In a recent judgement of the Court of Québec, Small Claims division, a syndicate of co-ownership was ordered to pay damages to a co-owner because of water seepage from a common portion for restricted use.
As an owner of a building in rental housing, several documents must be delivered to your tenants: notice of rent increase, notification, request at the Régie du logement or giving notice of works and the submission of these documents by hand seems to be the most economical.
In Quebec, unlike the rest of Canada, the payment of any amount of money other than the rent remains illegal. Whether it concerns a deposit for special keys, furniture included in the lease, or to accept a pet, it is illegal, and this even if the offer comes from the tenant himself.

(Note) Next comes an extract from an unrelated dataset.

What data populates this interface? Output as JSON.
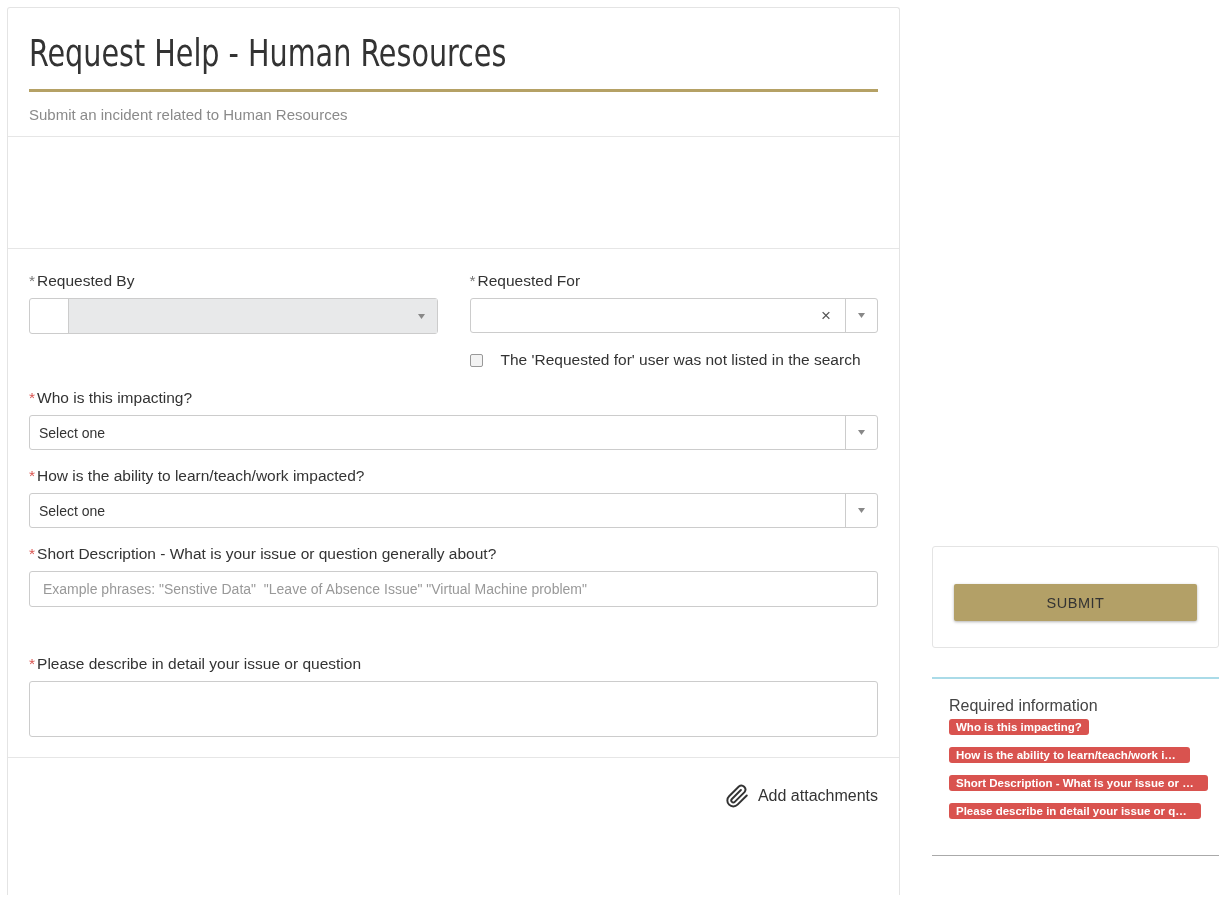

The tenant requests the disqualification of the administrative judge in the following nine files. The tenant has produced 5 requests in different files: 1) a reduction in rent, condemnation for damages with interest, request to be allowed to deposit his rent; 2) a request to be allowed to deposit his rent; 3) cessation of harassment and sentence for damages with interest; 4) cessation of harassment and sentence for damages with interest and punitive damages; 5) condemnation for damages and order to maintain the dwelling in good habitable condition. For his part, the landlord has produced 4 requests: 1) condemnation for damages with interest and work execution order; 2) termination of the lease and recovery of rent due; 3) termination of the lease and condemnation for damages; 4) termination of the lease. Recovery of rent and termination of the lease for frequent delays.
Since 1 January 2015, the Civil Procedure Code has been amended to increase from $7,000.00 to $15,000.00 the amount of eligible receivables to the Small Claims section.
You should also know that when a request is made under the Small Claims Division, the parties have no right to counsel under Section 959 of the Civil Procedure Code.